October 27


It’s Never Too Late by Julia Reynolds

I have always been a reader. As I was growing up, my parents had their own books on bookshelves, by their bed, on counters, in cars, and anywhere else they might stop and read. It was similar in the bedroom I shared with my sister – books in baskets, in bookcases, and by my bed – with a light clipped to my headboard so I could read late into the night after the lights were turned off. This foundation for my reading life (which I have repeated with my 9-year-old son Liam) helped me survive the confines of traditional teaching (assigned texts, 6+ week long units, lower-level quizzes and tests) that I encountered during much of my schooling.


As an educator, I am a tireless advocate for students and reading, especially what we can do during school hours since we cannot control what happens (or not) at home. This meant, over 17 years ago when I started teaching, giving time every Friday for “Reading Day” with my high school students (despite a curriculum packed with mandated whole class texts). As a district administrator, it means standing against purchasing basals and whole class novels, instead giving money to teachers to choose and purchase books for their classroom libraries. It means learning with Richard Allington, Donalyn Miller, Penny Kittle, Lucy Calkins, Chris Lehman, Cris Tovani, and others to support the professional learning of teachers about reading workshop. It even means taking risks and jumping into teaching situations to remind myself that workshop teaching is challenging work, but it is also the best and most rewarding work I have ever done.


A few years ago, I taught a Saturday morning reading class at the local community college. This non-credit bearing course was for students who did not score high enough on the ACT (or took the ACT so long ago that the scores did not count anymore). I was excited to try workshop teaching in my class, so when I was given the course textbook and told to teach skill-and-drill exercises with worksheets, I told my students to not buy the textbook (or sell it back if they already purchased it). Instead, I had a classroom library “on wheels” that I rolled into class every week, laying out books, doing book talks, and helping students pick books.  One student, Anthony, claimed he is a better bedtime story reader for his children because of all the reading he did in class.  Another student, Dennis, who recently was in prison, mentioned that he had never read a book in his life, and now that he finished nine books, including Jack Gantos and Matt De La Peña, in 15 weeks during our class, he had his “swagger” back.

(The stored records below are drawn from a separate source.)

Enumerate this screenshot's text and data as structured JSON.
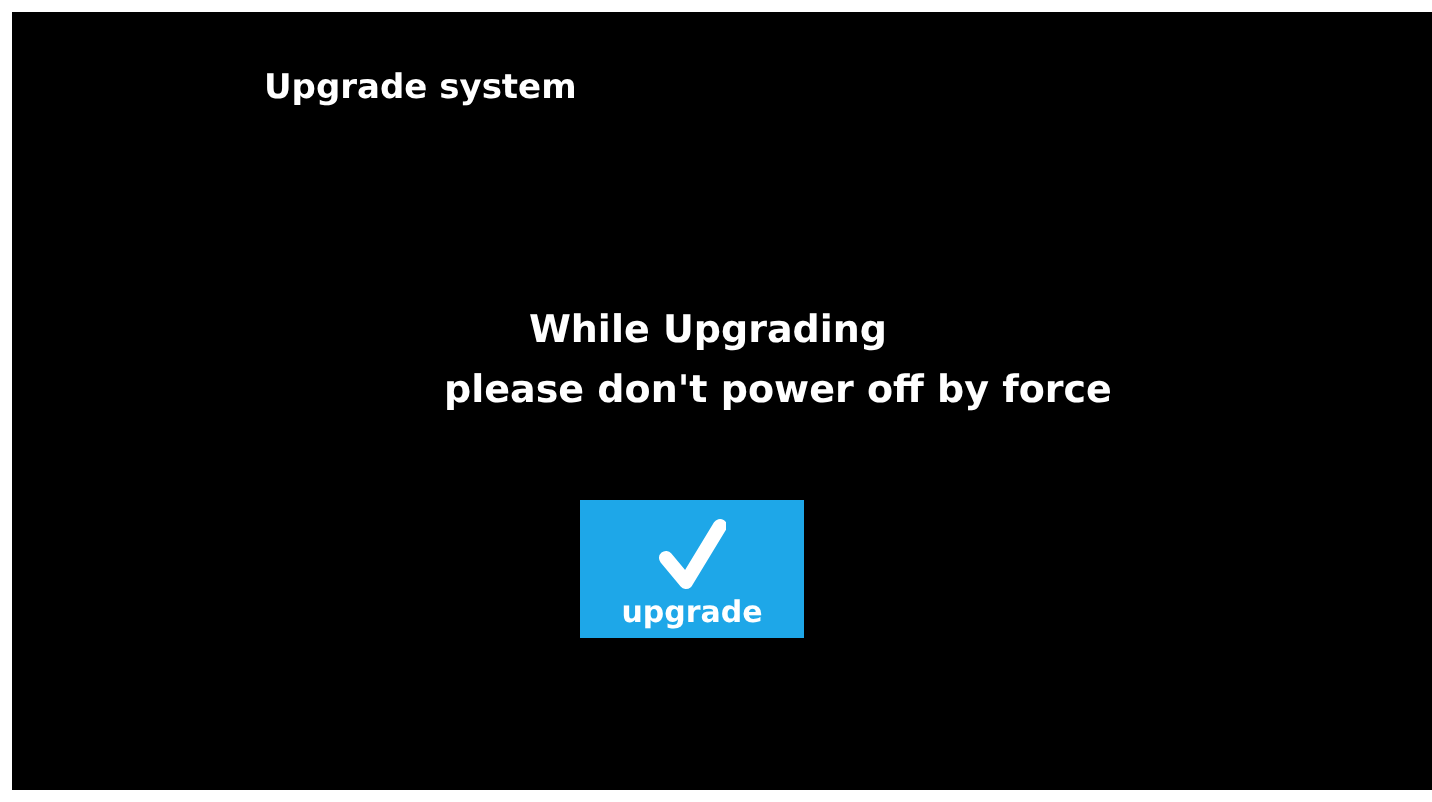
{
  "screen": {
    "title": "Upgrade system"
  },
  "message": [
    "While Upgrading",
    "please don't power off by force"
  ],
  "button": {
    "label": "upgrade"
  }
}
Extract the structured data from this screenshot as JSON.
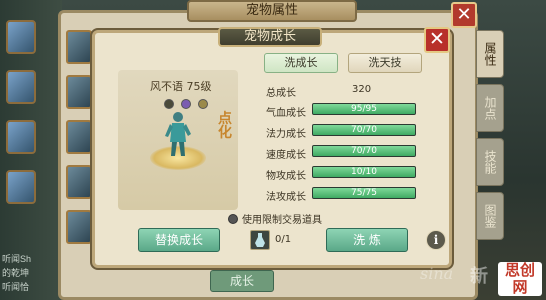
{
  "window": {
    "title": "宠物属性",
    "side_tabs": [
      "属性",
      "加点",
      "技能",
      "图鉴"
    ],
    "bottom_label": "成长"
  },
  "dialog": {
    "title": "宠物成长",
    "tabs": [
      "洗成长",
      "洗天技"
    ],
    "pet": {
      "name": "风不语 75级",
      "mark": "点化"
    },
    "stats": {
      "total_label": "总成长",
      "total_value": "320",
      "rows": [
        {
          "label": "气血成长",
          "value": "95/95",
          "fill": 1.0
        },
        {
          "label": "法力成长",
          "value": "70/70",
          "fill": 1.0
        },
        {
          "label": "速度成长",
          "value": "70/70",
          "fill": 1.0
        },
        {
          "label": "物攻成长",
          "value": "10/10",
          "fill": 1.0
        },
        {
          "label": "法攻成长",
          "value": "75/75",
          "fill": 1.0
        }
      ]
    },
    "checkbox_label": "使用限制交易道具",
    "replace_button": "替换成长",
    "wash_button": "洗 炼",
    "item_count": "0/1",
    "info_symbol": "i"
  },
  "background": {
    "chat_lines": [
      "听闻Sh",
      "的乾坤",
      "听闻恰"
    ]
  },
  "watermark": {
    "latin": "sina",
    "cn": "新",
    "brand": "思创网"
  },
  "colors": {
    "accent_green": "#5aa888",
    "bar_fill": "#3faa63",
    "close_red": "#b8302a"
  }
}
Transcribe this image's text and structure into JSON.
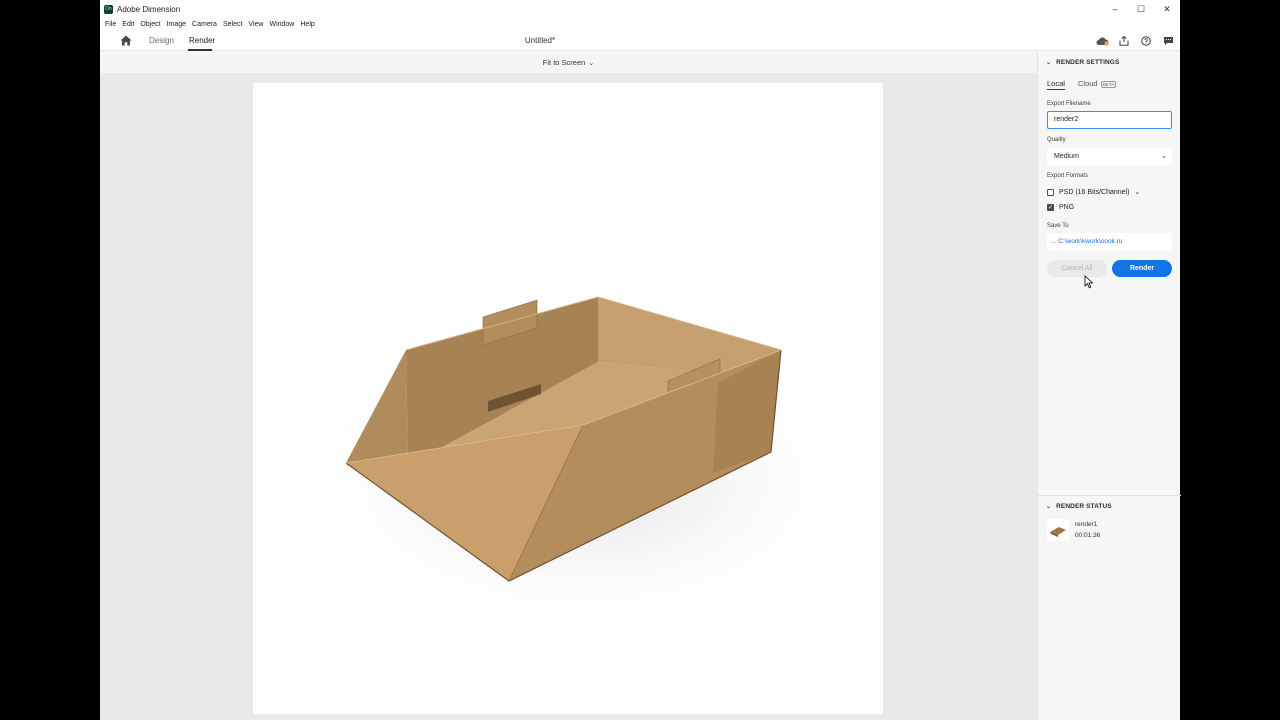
{
  "window": {
    "app_title": "Adobe Dimension",
    "logo_text": "Dn",
    "controls": {
      "minimize": "–",
      "maximize": "☐",
      "close": "✕"
    }
  },
  "menu": [
    "File",
    "Edit",
    "Object",
    "Image",
    "Camera",
    "Select",
    "View",
    "Window",
    "Help"
  ],
  "modebar": {
    "tabs": [
      "Design",
      "Render"
    ],
    "active_tab": "Render",
    "document_title": "Untitled*",
    "icons": [
      "cloud-sync-icon",
      "share-icon",
      "help-icon",
      "feedback-icon"
    ]
  },
  "canvas": {
    "fit_label": "Fit to Screen"
  },
  "render_settings": {
    "title": "RENDER SETTINGS",
    "tabs": [
      "Local",
      "Cloud"
    ],
    "active_tab": "Local",
    "beta_badge": "BETA",
    "export_filename_label": "Export Filename",
    "export_filename_value": "render2",
    "quality_label": "Quality",
    "quality_value": "Medium",
    "export_formats_label": "Export Formats",
    "formats": [
      {
        "label": "PSD (16 Bits/Channel)",
        "checked": false
      },
      {
        "label": "PNG",
        "checked": true
      }
    ],
    "save_to_label": "Save To",
    "save_to_value": "... C:\\work\\kwork\\oook.ru",
    "cancel_label": "Cancel All",
    "render_label": "Render"
  },
  "render_status": {
    "title": "RENDER STATUS",
    "items": [
      {
        "name": "render1",
        "time": "00:01:36"
      }
    ]
  },
  "colors": {
    "accent": "#1473e6",
    "cardboard": "#b58f5f"
  }
}
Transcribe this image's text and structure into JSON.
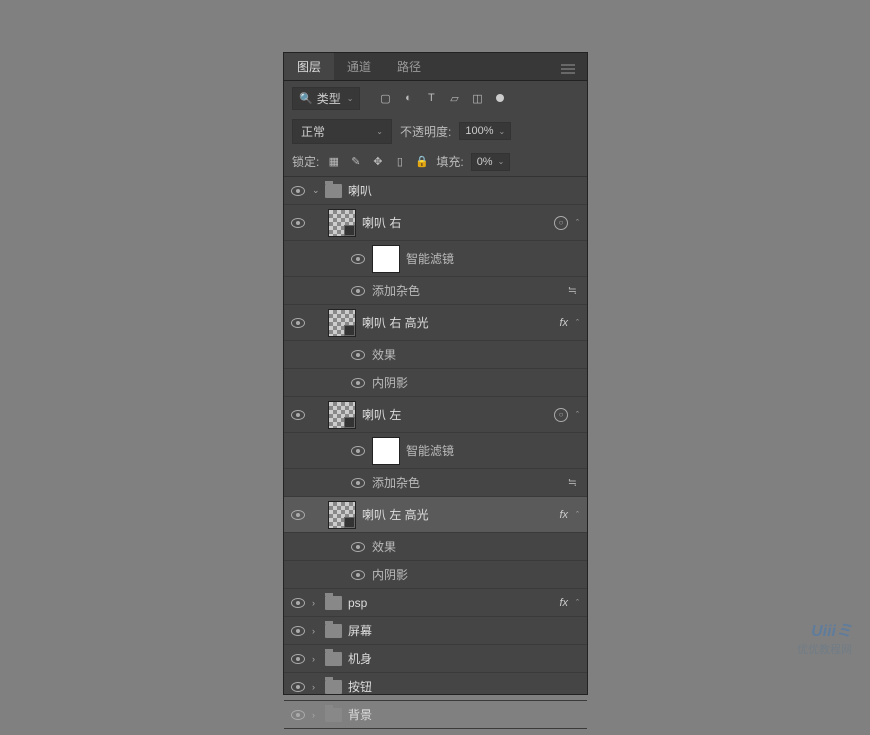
{
  "tabs": {
    "layers": "图层",
    "channels": "通道",
    "paths": "路径"
  },
  "filter": {
    "type_label": "类型"
  },
  "blend": {
    "mode": "正常",
    "opacity_label": "不透明度:",
    "opacity_value": "100%"
  },
  "lock": {
    "label": "锁定:",
    "fill_label": "填充:",
    "fill_value": "0%"
  },
  "layers": {
    "group_name": "喇叭",
    "speaker_right": "喇叭 右",
    "smart_filters": "智能滤镜",
    "add_noise": "添加杂色",
    "speaker_right_hl": "喇叭 右 高光",
    "effects": "效果",
    "inner_shadow": "内阴影",
    "speaker_left": "喇叭 左",
    "speaker_left_hl": "喇叭 左 高光",
    "psp": "psp",
    "screen": "屏幕",
    "body": "机身",
    "buttons": "按钮",
    "background": "背景"
  },
  "fx_label": "fx",
  "watermark": {
    "top": "Uiiiミ",
    "bottom": "优优教程网"
  }
}
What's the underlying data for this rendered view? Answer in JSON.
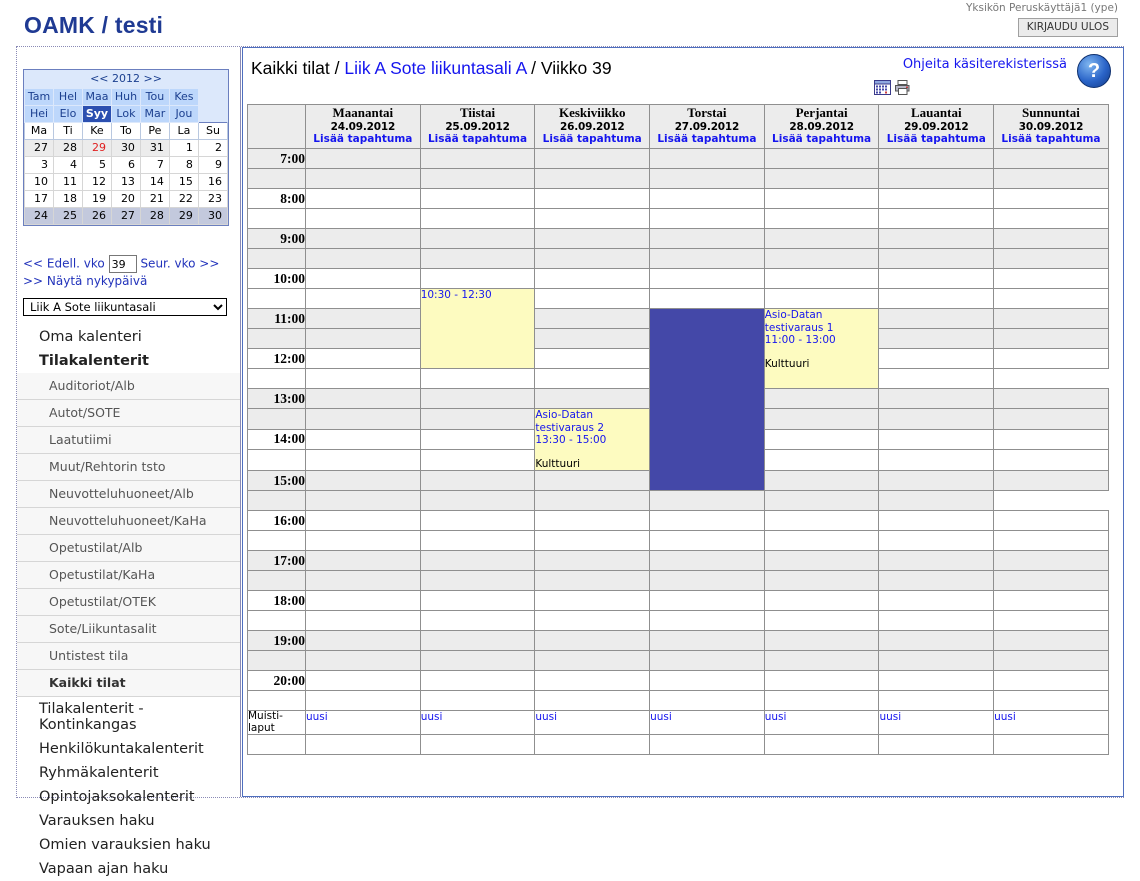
{
  "app": {
    "title": "OAMK / testi",
    "user": "Yksikön Peruskäyttäjä1 (ype)",
    "logout_label": "KIRJAUDU ULOS"
  },
  "minicalendar": {
    "year_label": "<< 2012 >>",
    "months": [
      "Tam",
      "Hel",
      "Maa",
      "Huh",
      "Tou",
      "Kes",
      "Hei",
      "Elo",
      "Syy",
      "Lok",
      "Mar",
      "Jou"
    ],
    "selected_month": "Syy",
    "weekday_headers": [
      "Ma",
      "Ti",
      "Ke",
      "To",
      "Pe",
      "La",
      "Su"
    ],
    "weeks": [
      [
        "27",
        "28",
        "29",
        "30",
        "31",
        "1",
        "2"
      ],
      [
        "3",
        "4",
        "5",
        "6",
        "7",
        "8",
        "9"
      ],
      [
        "10",
        "11",
        "12",
        "13",
        "14",
        "15",
        "16"
      ],
      [
        "17",
        "18",
        "19",
        "20",
        "21",
        "22",
        "23"
      ],
      [
        "24",
        "25",
        "26",
        "27",
        "28",
        "29",
        "30"
      ]
    ],
    "today": "29",
    "prev_week_label": "<< Edell. vko",
    "next_week_label": "Seur. vko >>",
    "week_value": "39",
    "today_link_label": ">> Näytä nykypäivä"
  },
  "room_select": {
    "value": "Liik A Sote liikuntasali"
  },
  "sidebar": {
    "top_items": [
      {
        "label": "Oma kalenteri",
        "bold": false
      },
      {
        "label": "Tilakalenterit",
        "bold": true
      }
    ],
    "sub_items": [
      {
        "label": "Auditoriot/Alb",
        "active": false
      },
      {
        "label": "Autot/SOTE",
        "active": false
      },
      {
        "label": "Laatutiimi",
        "active": false
      },
      {
        "label": "Muut/Rehtorin tsto",
        "active": false
      },
      {
        "label": "Neuvotteluhuoneet/Alb",
        "active": false
      },
      {
        "label": "Neuvotteluhuoneet/KaHa",
        "active": false
      },
      {
        "label": "Opetustilat/Alb",
        "active": false
      },
      {
        "label": "Opetustilat/KaHa",
        "active": false
      },
      {
        "label": "Opetustilat/OTEK",
        "active": false
      },
      {
        "label": "Sote/Liikuntasalit",
        "active": false
      },
      {
        "label": "Untistest tila",
        "active": false
      },
      {
        "label": "Kaikki tilat",
        "active": true
      }
    ],
    "bottom_items": [
      {
        "label": "Tilakalenterit - Kontinkangas"
      },
      {
        "label": "Henkilökuntakalenterit"
      },
      {
        "label": "Ryhmäkalenterit"
      },
      {
        "label": "Opintojaksokalenterit"
      },
      {
        "label": "Varauksen haku"
      },
      {
        "label": "Omien varauksien haku"
      },
      {
        "label": "Vapaan ajan haku"
      }
    ]
  },
  "content_header": {
    "crumb_root": "Kaikki tilat",
    "crumb_sep1": " / ",
    "crumb_room": "Liik A Sote liikuntasali A",
    "crumb_sep2": " / ",
    "crumb_week": "Viikko 39",
    "help_link": "Ohjeita käsiterekisterissä",
    "help_badge": "?",
    "print_select_value": "-- Tulostettava versio --"
  },
  "week_grid": {
    "add_event_label": "Lisää tapahtuma",
    "notes_label_line1": "Muisti-",
    "notes_label_line2": "laput",
    "notes_new_label": "uusi",
    "days": [
      {
        "name": "Maanantai",
        "date": "24.09.2012"
      },
      {
        "name": "Tiistai",
        "date": "25.09.2012"
      },
      {
        "name": "Keskiviikko",
        "date": "26.09.2012"
      },
      {
        "name": "Torstai",
        "date": "27.09.2012"
      },
      {
        "name": "Perjantai",
        "date": "28.09.2012"
      },
      {
        "name": "Lauantai",
        "date": "29.09.2012"
      },
      {
        "name": "Sunnuntai",
        "date": "30.09.2012"
      }
    ],
    "hours": [
      "7:00",
      "8:00",
      "9:00",
      "10:00",
      "11:00",
      "12:00",
      "13:00",
      "14:00",
      "15:00",
      "16:00",
      "17:00",
      "18:00",
      "19:00",
      "20:00"
    ],
    "events": [
      {
        "day": "Tiistai",
        "day_index": 1,
        "start": "10:30",
        "end": "12:30",
        "title_line1": "10:30 - 12:30",
        "title_line2": "",
        "time_text": "",
        "note": "",
        "color": "#fdfbc0",
        "kind": "yellow"
      },
      {
        "day": "Perjantai",
        "day_index": 4,
        "start": "11:00",
        "end": "13:00",
        "title_line1": "Asio-Datan",
        "title_line2": "testivaraus 1",
        "time_text": "11:00 - 13:00",
        "note": "Kulttuuri",
        "color": "#fdfbc0",
        "kind": "yellow"
      },
      {
        "day": "Keskiviikko",
        "day_index": 2,
        "start": "13:30",
        "end": "15:00",
        "title_line1": "Asio-Datan",
        "title_line2": "testivaraus 2",
        "time_text": "13:30 - 15:00",
        "note": "Kulttuuri",
        "color": "#fdfbc0",
        "kind": "yellow"
      },
      {
        "day": "Torstai",
        "day_index": 3,
        "start": "11:00",
        "end": "15:30",
        "title_line1": "",
        "title_line2": "",
        "time_text": "",
        "note": "",
        "color": "#4448a8",
        "kind": "blue"
      }
    ]
  },
  "colors": {
    "brand": "#1f3a93",
    "link": "#1515ee",
    "event_yellow": "#fdfbc0",
    "event_blue": "#4448a8",
    "header_gray": "#ececec",
    "minical_blue": "#bdd7fb"
  }
}
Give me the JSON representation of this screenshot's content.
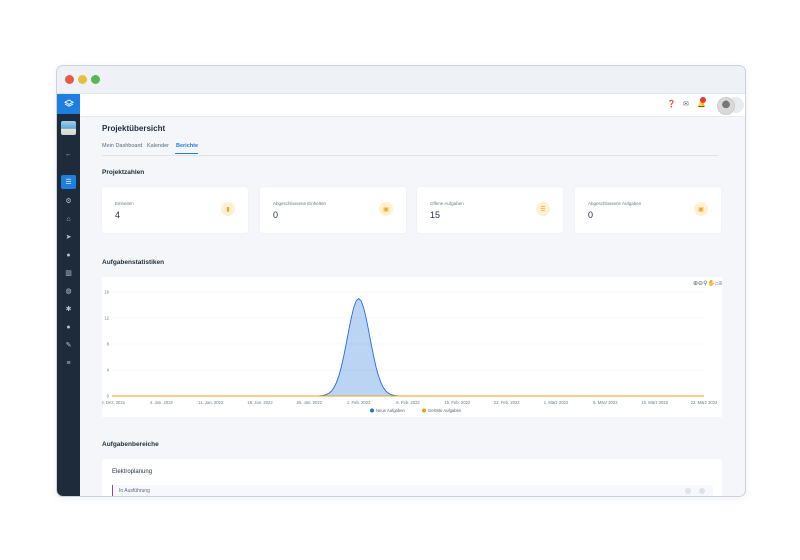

A few summers ago, I taught summer school to incoming ninth grade students at a local private school.  The students were chosen due to low entrance exam scores.  The initial idea was for someone to pre-teach the mandated summer reading (The Lightning Thief) over 8 weeks.  Instead, I proposed that I teach the class in a workshop format, with book talks, a classroom library, and time to read. Luckily, the administrators agreed (I don’t think I would have taught it otherwise). One student, Cole, told me that he had not read a book since fifth grade (Hatchet), but during the summer, he discovered books by Chris Crutcher and wanted to read everything written by the author.  In less than 2 months, the 14 students who I “coached” read 229 books (compared to 120 books during their entire eighth grade school year) and 44,716 pages. Every one of the parents thanked me, many with tears in their eyes, for inspiring their child to enjoy reading.


Last year, I taught ninth grade English every morning during first hour.  Of course, I did this in a workshop format (daily commitment to reading and writing) with a classroom library of over 1000 books. My students were chosen for my class due to low test scores. We worked all year on setting goals for reading, building stamina, choosing good books, making plans for reading, and celebrating success in reading. Every day, I saw students smiling while they read, engaged in the text, and not willing to put the book down. Arriving early was a daily occurrence as students went book “shopping” at the classroom library, shared book recommendations, and started reading 15-20 minutes before class started. One student who started the year not speaking because of trauma read over 25 books during the year and went on a whirlwind evening trip with me to go meet Laurie Halse Anderson (one of her favorite authors) at a bookstore two hours away.  When I tabulated the end of the year results, we had 667 conferences about reading and writing and my 22 students read 453 books.  Now as tenth graders, my students (who are no longer considered the ones with low test scores) continue to reach out to me to share book ideas, ask for new titles, and demonstrate to me that the experience of “English 9 on Steroids” was successful.


These experiences working with students in various contexts to build their reading lives have reinforced my relentless commitment to students and reading.  It is never too late to begin working on the foundation for a love of reading, learning new authors and building stamina. It is never too late to try workshop teaching, and all students should experience the possibility of becoming independent, lifelong readers.  It is never too late to continue advocating for every student’s right to best practice teaching, having access to books, and choosing what she or he reads. We must never stop trying.


Julia Reynolds (@jmrliteracy) is Director of Curriculum and School Improvement in Northview Public Schools and Associate Professor of Education (Literacy Studies) at Aquinas College, both in Grand Rapids, Michigan. She is a past president of both the Michigan Council of Teachers of English (MCTE) and Michigan Reading Association (MRA). In her “spare” time, she loves being with her husband, Billy, and their son, Liam, and reading professional, young adult, and children’s literature whenever she can.